Consider optimization problems of the following form. Let $f(x)$ be a polynomial-time computable function that maps a string $x$ into a rational number. The optimization problem is this: what is the maximum value of $f(x)$ over $n$-bit strings $x$?
Let us say that such a problem has a minimax characterization, if there is another polynomial-time computable function $g$, such that $$\max_x f(x) = \min_y g(y)$$ holds. Here $x$ runs over all $n$-bit strings, and $y$ runs over all $m$-bit strings; $n$ and $m$ may be different, but they are polynomially related.
Numerous natural and important optimization problems have such minimax characterization. A few examples (the theorems on which the characterizations are based shown in parenthesis):
Linear Programming (LP Duality Thm), Maximum Flow (Max Flow Min Cut Thm), Max Bipartite Matching (Konig-Hall Thm), Max Non-Bipartite Matching (Tutte's Thm, Tutte-Berge formula), Max Disjoint Arborescences in directed graph (Edmond's Disjoint Branching Thm), Max Spanning Tree Packing in undirected graph (Tutte's Tree Packing Thm), Min Covering by Forests (Nash-Williams Thm), Max Directed Cut Packing (Lucchesi-Younger Thm), Max 2-Matroid Intersection (Matroid Intersection Thm), Max Disjoint Paths (Menger's Thm), Max Antichain in Partially Ordered Set (Dilworth Thm), and many others.

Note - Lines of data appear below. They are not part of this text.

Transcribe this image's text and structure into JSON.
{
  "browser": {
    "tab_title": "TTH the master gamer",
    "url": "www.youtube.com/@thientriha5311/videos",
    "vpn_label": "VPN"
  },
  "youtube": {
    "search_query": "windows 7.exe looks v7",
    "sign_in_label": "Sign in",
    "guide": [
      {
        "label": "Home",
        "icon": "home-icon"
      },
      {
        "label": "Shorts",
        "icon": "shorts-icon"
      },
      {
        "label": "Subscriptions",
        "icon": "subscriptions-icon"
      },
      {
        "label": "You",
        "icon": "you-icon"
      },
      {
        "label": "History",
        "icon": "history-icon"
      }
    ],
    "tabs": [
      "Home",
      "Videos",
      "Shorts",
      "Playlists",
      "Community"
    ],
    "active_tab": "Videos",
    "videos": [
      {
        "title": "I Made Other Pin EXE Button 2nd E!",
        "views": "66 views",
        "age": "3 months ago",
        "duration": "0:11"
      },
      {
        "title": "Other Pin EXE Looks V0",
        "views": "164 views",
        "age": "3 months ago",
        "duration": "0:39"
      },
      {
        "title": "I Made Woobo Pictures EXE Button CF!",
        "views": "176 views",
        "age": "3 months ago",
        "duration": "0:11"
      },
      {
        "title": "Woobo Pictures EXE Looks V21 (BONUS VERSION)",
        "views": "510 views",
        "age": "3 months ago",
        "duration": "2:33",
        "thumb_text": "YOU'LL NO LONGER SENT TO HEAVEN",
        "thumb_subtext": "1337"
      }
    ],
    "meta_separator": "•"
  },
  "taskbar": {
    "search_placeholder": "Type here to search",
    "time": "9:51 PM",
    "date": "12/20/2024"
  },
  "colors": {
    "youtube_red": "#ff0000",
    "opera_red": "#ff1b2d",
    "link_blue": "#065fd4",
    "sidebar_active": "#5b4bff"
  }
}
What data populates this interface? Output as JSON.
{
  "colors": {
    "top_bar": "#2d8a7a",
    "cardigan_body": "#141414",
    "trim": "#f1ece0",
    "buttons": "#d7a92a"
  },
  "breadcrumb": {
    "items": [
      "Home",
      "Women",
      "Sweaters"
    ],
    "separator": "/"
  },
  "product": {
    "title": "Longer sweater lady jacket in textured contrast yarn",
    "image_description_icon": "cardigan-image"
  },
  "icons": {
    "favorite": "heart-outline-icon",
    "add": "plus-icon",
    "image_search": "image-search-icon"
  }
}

In all these examples, a polynomial-time algorithm is also available to find the optimum. My question:
Is there any optimization problem with a minimax characterization, for which no polynomial-time algorithm has been found so far?
Note: Linear Programming was in this status for about 30 years!